Nevertheless, we must also be aware of the challenges that still lie ahead. After the successful trilogue negotiations, we need to ensure that the new rules can unfold their potential.

First, we need to monitor member states’ compliance with provisions such as the solidarity mechanism. While member states can choose flexibly between different support measures, mutual assistance is mandatory. This creates clear obligations for member states, while taking into account national preferences and political circumstances regarding migration policies. As soon as the solidarity mechanism is firmly anchored in EU law, the Commission will be able to monitor compliance more closely and, if needed, penalise any violations through legal proceedings.

For border procedures to be effective, we need readmission agreements to return rejected asylum seekers to their home countries or safe third countries. At all times, these agreements must respect international law, in particular the non-refoulement principle. We must also critically review existing and new agreements with third countries, such as Tunisia, regarding their respect of fundamental rights. The European Parliament must be involved systematically in these processes.

In addition to implementing the new rules on dealing with irregular arrivals, we also need to establish harmonised and unbureaucratic rules for labour migration. Migrants searching for economic perspectives must no longer be pressurised into using irregular migration routes, especially not in light of the demographic shift across Europe that urgently requires us to fill labour shortages. To this end, the EU must create a comprehensive framework that regulates the accelerated recognition of qualifications and ensures the social and legal integration of migrants with a view to long-term prospects. Therefore, in the EP, we are currently discussing the creation of an EU Talent Pool based on a proposal by the European Commission from November 2023. The aim is to establish a platform with a matching mechanism between EU employers and jobseekers living in third countries.

An encouraging step in the right direction
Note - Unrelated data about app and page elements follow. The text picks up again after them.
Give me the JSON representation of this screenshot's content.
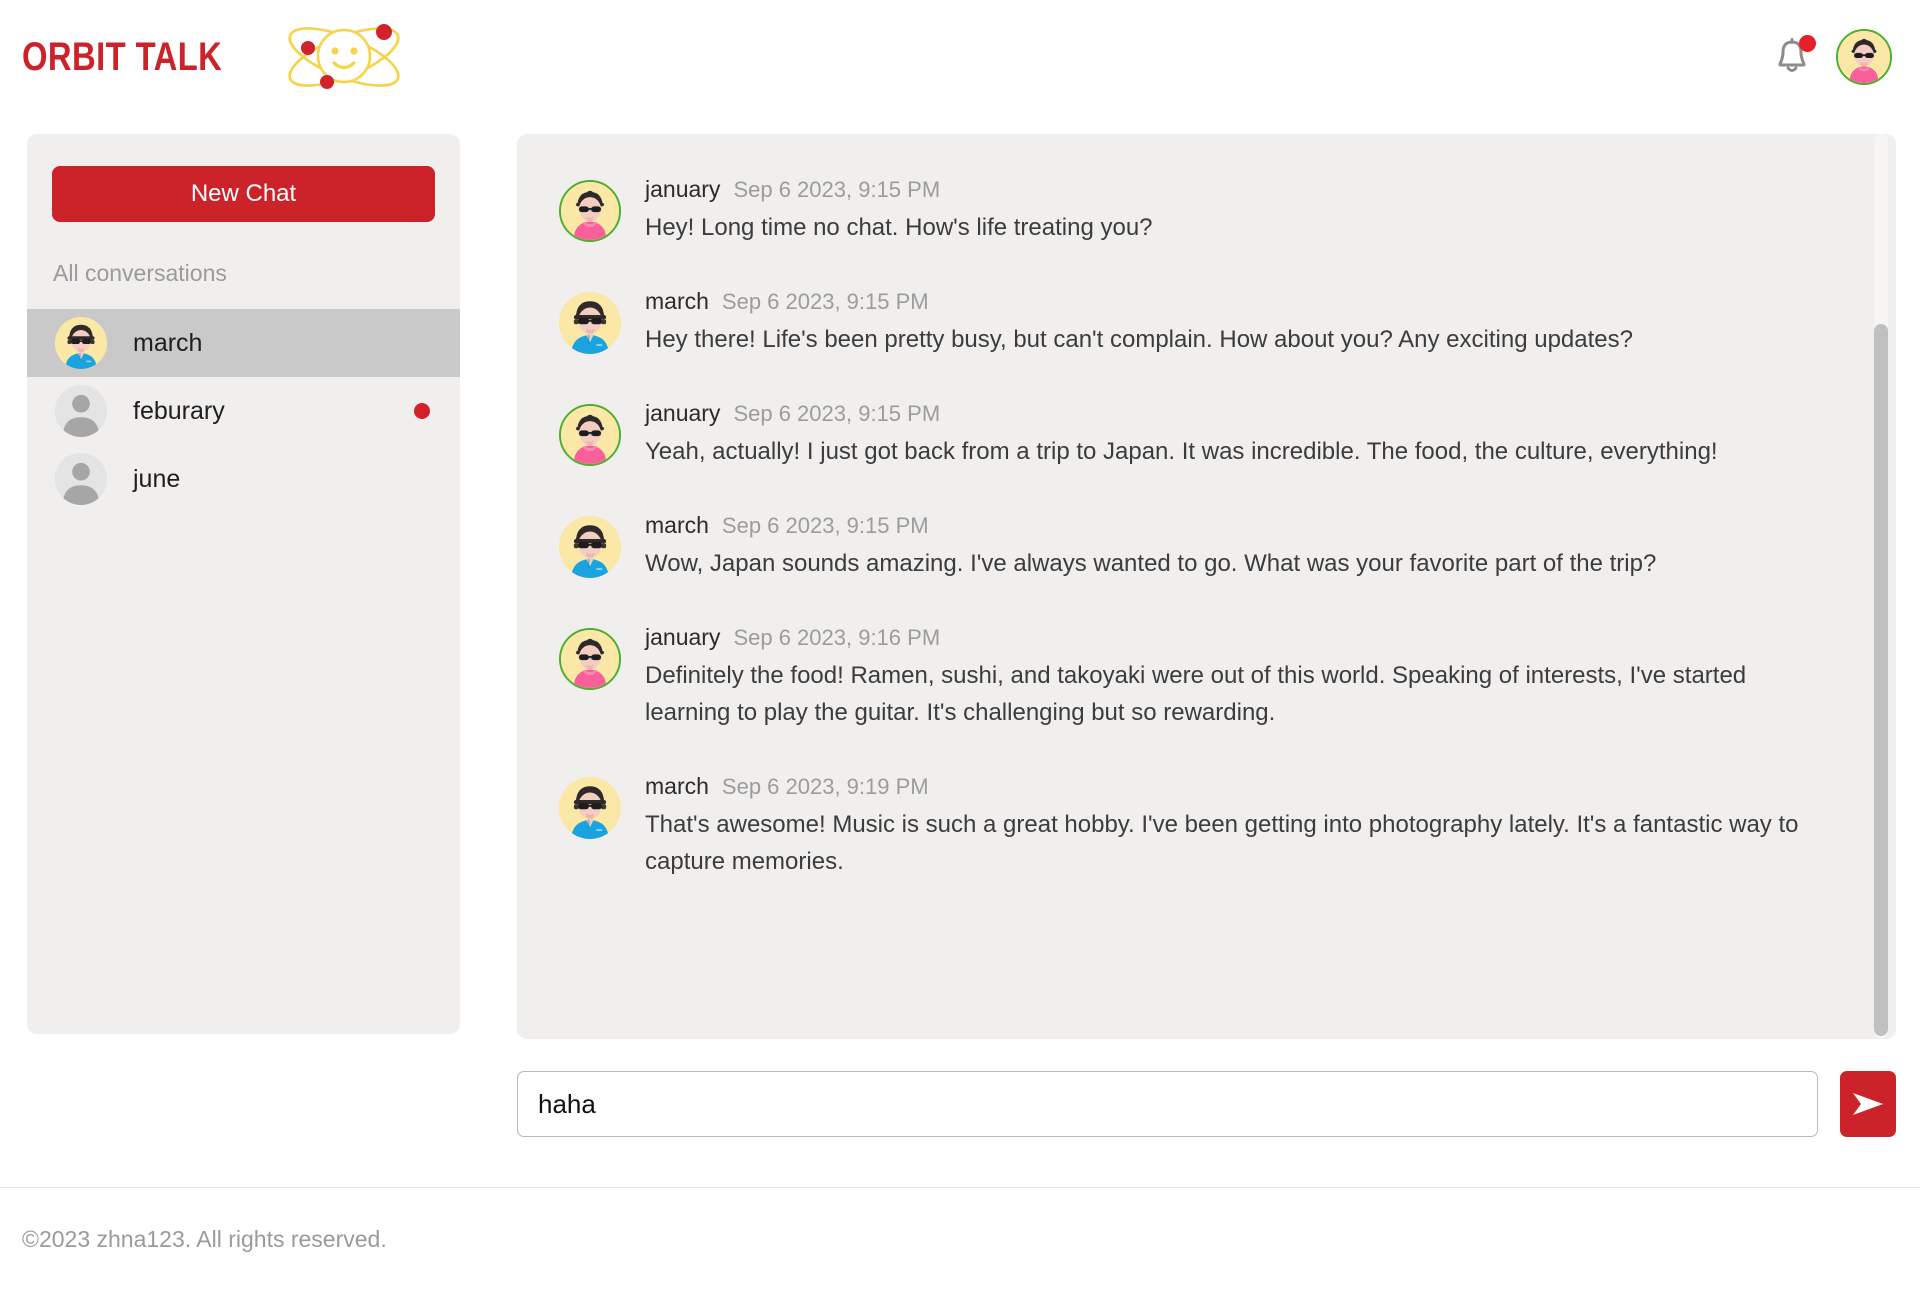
{
  "header": {
    "brand_name": "ORBIT TALK",
    "logo_icon": "atom-smiley-icon",
    "notification_icon": "bell-icon",
    "notification_badge": "",
    "avatar_icon": "user-avatar-january"
  },
  "sidebar": {
    "new_chat_label": "New Chat",
    "section_label": "All conversations",
    "conversations": [
      {
        "name": "march",
        "avatar": "avatar-march",
        "active": true,
        "unread": false
      },
      {
        "name": "feburary",
        "avatar": "avatar-generic",
        "active": false,
        "unread": true
      },
      {
        "name": "june",
        "avatar": "avatar-generic",
        "active": false,
        "unread": false
      }
    ]
  },
  "chat": {
    "messages": [
      {
        "author": "january",
        "time": "Sep 6 2023, 9:15 PM",
        "text": "Hey! Long time no chat. How's life treating you?",
        "avatar": "avatar-january"
      },
      {
        "author": "march",
        "time": "Sep 6 2023, 9:15 PM",
        "text": "Hey there! Life's been pretty busy, but can't complain. How about you? Any exciting updates?",
        "avatar": "avatar-march"
      },
      {
        "author": "january",
        "time": "Sep 6 2023, 9:15 PM",
        "text": "Yeah, actually! I just got back from a trip to Japan. It was incredible. The food, the culture, everything!",
        "avatar": "avatar-january"
      },
      {
        "author": "march",
        "time": "Sep 6 2023, 9:15 PM",
        "text": "Wow, Japan sounds amazing. I've always wanted to go. What was your favorite part of the trip?",
        "avatar": "avatar-march"
      },
      {
        "author": "january",
        "time": "Sep 6 2023, 9:16 PM",
        "text": "Definitely the food! Ramen, sushi, and takoyaki were out of this world. Speaking of interests, I've started learning to play the guitar. It's challenging but so rewarding.",
        "avatar": "avatar-january"
      },
      {
        "author": "march",
        "time": "Sep 6 2023, 9:19 PM",
        "text": "That's awesome! Music is such a great hobby. I've been getting into photography lately. It's a fantastic way to capture memories.",
        "avatar": "avatar-march"
      }
    ]
  },
  "composer": {
    "value": "haha",
    "placeholder": "",
    "send_icon": "send-paper-plane-icon"
  },
  "footer": {
    "copyright": "©2023 zhna123. All rights reserved."
  },
  "colors": {
    "brand_red": "#cc2229",
    "unread_red": "#d3202a",
    "panel_gray": "#f0efee",
    "active_gray": "#c9c9c9",
    "avatar_ring_green": "#4caf2f",
    "avatar_cream": "#fbe8a6"
  }
}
It is time for the EU to develop a unifying stance towards migration that focuses on the opportunities and benefits for our societies and our economies rather than on divisive issues that separate us.

Essentially, these reforms will improve the management of irregular migration while also allowing us in the EU and national policymakers to concentrate our political and financial resources on supporting those with a legitimate protection claim. Eventually, this will open up space for initiatives on legal migration. By seeing the reforms through, the EU has proven that its institutions are willing and capable of finding pragmatic solutions to serious questions. We must maintain this willingness and determination throughout the upcoming legislative periods for the Pact implementation to be successful and address other pending problems of our times.

Jan-Christoph Oetjen is a Member of the European Parliament in the Renew Europe Group and has served as Vice-President of the European Parliament since 2019.

This commentary is part of a new EPC series on the New Pact on Migration and Asylum. To promote diverse and balanced discussions and inspire informed policy debates on the migration and asylum reforms, members of the European Parliament from different political groups were asked to share their views on how the reforms will help address some of the main political priorities ahead of the June 2024 European elections, as well as outline key challenges for the future.

This Commentary is part of the EPC's EP Elections Task Force.

Photo credits:

The latest from the EPC, right in your inbox
Sign up for our email newsletter
14-16 rue du Trône, 1000 Brussels, Belgium | Tel.: +32 (0)2 231 03 40
EU Transparency Register No. 
89632641000 47
Privacy PolicyUse of Cookies | Contact us | © 2019, European Policy Centre

edit afsluiten